Normalise what you want them to do, not what you don't
Category: Blog & News
Statistics can be a great way to shock people into changing behaviour. But if handled incorrectly, they can also make people less likely to bother. Welcome to the precarious world of social proof.
The perils of negative social proof
There’s a TV campaign currently running in Victoria for Work Safe. Beautifully filmed, the series of ads follow various healthcare workers – a paramedic and nurse amongst them – as they carry out their normal work duties, only to be assaulted by those whom they are helping. The alarming statistic that concludes each ad is that 95% of healthcare workers have experienced verbal or physical assault (image 1 in the figure below).
While I understand the point they are trying to make – that violence is unacceptable – my concern is it may inadvertently normalise the very behaviour they are trying to curtail.
Why? It has to do with “social proof”, the principle that people are persuaded by what other’s do. Regardless if it’s good or bad, we tend to follow the norm. When the statistic or claim inadvertently works against the objective of attracting people to what you want them to do, we call this “negative social proof”.
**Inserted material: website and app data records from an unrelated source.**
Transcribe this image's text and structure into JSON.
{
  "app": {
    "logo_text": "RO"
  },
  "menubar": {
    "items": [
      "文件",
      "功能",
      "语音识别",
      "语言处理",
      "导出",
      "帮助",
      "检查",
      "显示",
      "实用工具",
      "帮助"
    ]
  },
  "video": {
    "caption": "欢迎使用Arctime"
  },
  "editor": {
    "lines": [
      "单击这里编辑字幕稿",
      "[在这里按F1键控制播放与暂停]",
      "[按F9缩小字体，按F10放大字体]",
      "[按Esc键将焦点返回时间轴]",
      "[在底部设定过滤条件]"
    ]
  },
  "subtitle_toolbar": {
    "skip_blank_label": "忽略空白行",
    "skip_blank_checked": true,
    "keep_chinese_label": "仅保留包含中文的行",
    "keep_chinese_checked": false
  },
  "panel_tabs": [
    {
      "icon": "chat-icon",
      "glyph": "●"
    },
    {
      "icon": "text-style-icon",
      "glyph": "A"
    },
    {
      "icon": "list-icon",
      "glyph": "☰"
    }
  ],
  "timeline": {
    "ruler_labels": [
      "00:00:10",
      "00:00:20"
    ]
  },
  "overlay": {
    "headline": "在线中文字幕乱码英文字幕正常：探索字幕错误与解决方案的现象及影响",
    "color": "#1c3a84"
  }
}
For instance, telling Australians that 97% of us don’t eat enough vegetables (image 2) reinforces it is normal not to bother. Likewise, letting us know 95% of people don’t wash their hands properly (figure 3) and only 31% of us protect our income with insurance (image 4), means we can feel more at ease with our neglect rather than less.
It’s not just percentages either. Image 5 is trying to motivate parents to give their adult children a subscription to Business Week so they can get savvy and afford to leave home. The problem, though, is they are normalising the issue of 18-34 year olds staying at home by stating 22 million are doing exactly that.
If you are considering using a statistic, make sure it normalises desirable rather than undesirable behaviour. People will feel comforted if they don’t think anyone else is bothering to do what you are asking, so to stimulate a desire to change make them feel they are in the margins instead.
This article also appeared in Smartcompany.
You mind also find interesting:
- Shaping the social context to influence customers
- Theft from self-service check outs and what it means for your business
Source references on social proof:
- What are the oughts? The adverse effects of using social norms in health communication
- Minority talks: The influence of descriptive social norms on fruit intake
- Using social norms as a lever of social influence